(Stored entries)

↓↓↓

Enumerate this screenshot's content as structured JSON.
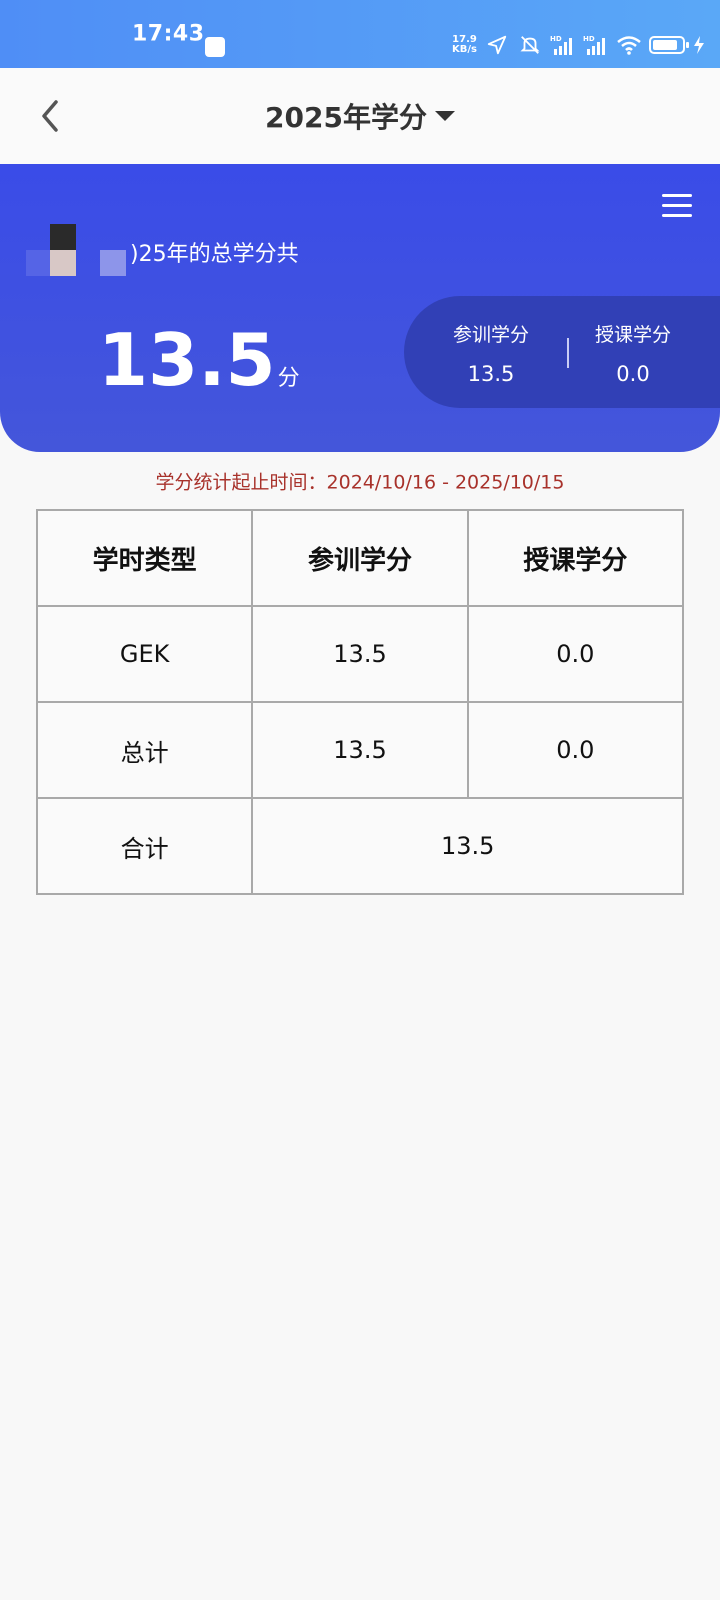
{
  "status_bar": {
    "time": "17:43",
    "net_speed_value": "17.9",
    "net_speed_unit": "KB/s",
    "icons": [
      "location-arrow-icon",
      "mute-icon",
      "signal-hd-icon",
      "signal-hd-icon",
      "wifi-icon",
      "battery-icon",
      "charging-icon"
    ]
  },
  "nav": {
    "title": "2025年学分",
    "back_icon": "chevron-left-icon",
    "dropdown_icon": "caret-down-icon"
  },
  "hero": {
    "label": ")25年的总学分共",
    "total_value": "13.5",
    "total_unit": "分",
    "stats": [
      {
        "label": "参训学分",
        "value": "13.5"
      },
      {
        "label": "授课学分",
        "value": "0.0"
      }
    ],
    "colors": {
      "hero_bg": "#3a4ce8",
      "stat_panel_bg": "#3140b6"
    }
  },
  "date_range": "学分统计起止时间：2024/10/16 - 2025/10/15",
  "table": {
    "headers": [
      "学时类型",
      "参训学分",
      "授课学分"
    ],
    "rows": [
      [
        "GEK",
        "13.5",
        "0.0"
      ],
      [
        "总计",
        "13.5",
        "0.0"
      ]
    ],
    "sum_row": {
      "label": "合计",
      "value": "13.5"
    }
  },
  "colors": {
    "accent": "#3a4ce8",
    "date_text": "#a8322b",
    "status_bar": "#4f8ef6"
  }
}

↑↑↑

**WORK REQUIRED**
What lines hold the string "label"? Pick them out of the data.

**RESPONSE TO THIS EXERCISE**
    "label": ")25年的总学分共",
        "label": "参训学分",
        "label": "授课学分",
      "label": "合计",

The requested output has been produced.